I wanted to study German because my family heritage is German and because I’d enjoyed learning the language and traveling to Germany in high school. I have always been a communicator and I thought learning a second language offered a unique way to approach the communications industry, especially in today’s global economy. I was granted the College in the Schools German scholarship, which solidified that I was on the right path.

What has been your favorite part of your experience in the department?

I have had so many great experiences, but I think my favorite overall has been having the opportunity to learn from professors visiting from Germany. They offer unique perspectives and have really helped me better understand not only the language, but the culture of Germany.

Are you pursuing any minors, internships or fields of interest outside your GSD major?

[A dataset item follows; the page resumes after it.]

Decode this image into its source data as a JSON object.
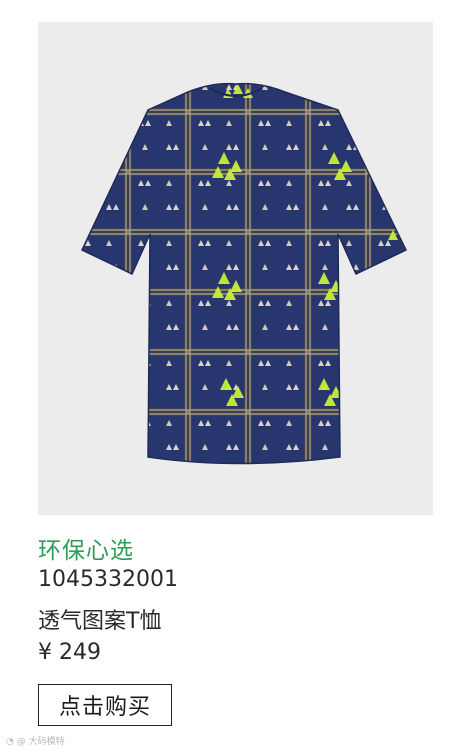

How do you feel they enhance your study of GSD and/or your career plans?

I have a double major in GSD and strategic communication. Having a double major has significantly enhanced my opportunity for career development, because I am capable of working in a number of different fields. I can combine what I’ve learned in GSD with what I’ve learned in strategic communication and make a bigger impact on the communications industry; for example, maybe I’ll work at an agency in Germany someday!

What is something about the GSD department that most people wouldn’t know?

Our GSD department is flourishing, and combined with the scale of the U of M, one would think class sizes are large and overwhelming. However, I’ve taken classes in GSD with only 10 students! The smaller class sizes allow for greater conversation and collaboration; I love the small classroom environment.

What GSD courses would you recommend for majors? For non-majors who want to take a GSD course?

For majors, I recommend taking the topics course (GER 3510), because it changes every semester! Often these are taught by visiting faculty and they fill up fast, so you will have a truly unique experience. For non-majors, I highly recommend Green Culture, German Literature, and Global Debates (GER 3651), because it combines the ideologies of the sciences with the humanities, which doesn’t happen often, and I really learned a lot!

When you are not in class where can you usually be found on campus?

You can almost always find me somewhere in Johnston Hall. During my time as a student, I’ve become increasingly involved with the College of Liberal Arts, which is housed in Johnston. I work three student jobs and they’re all located in that building!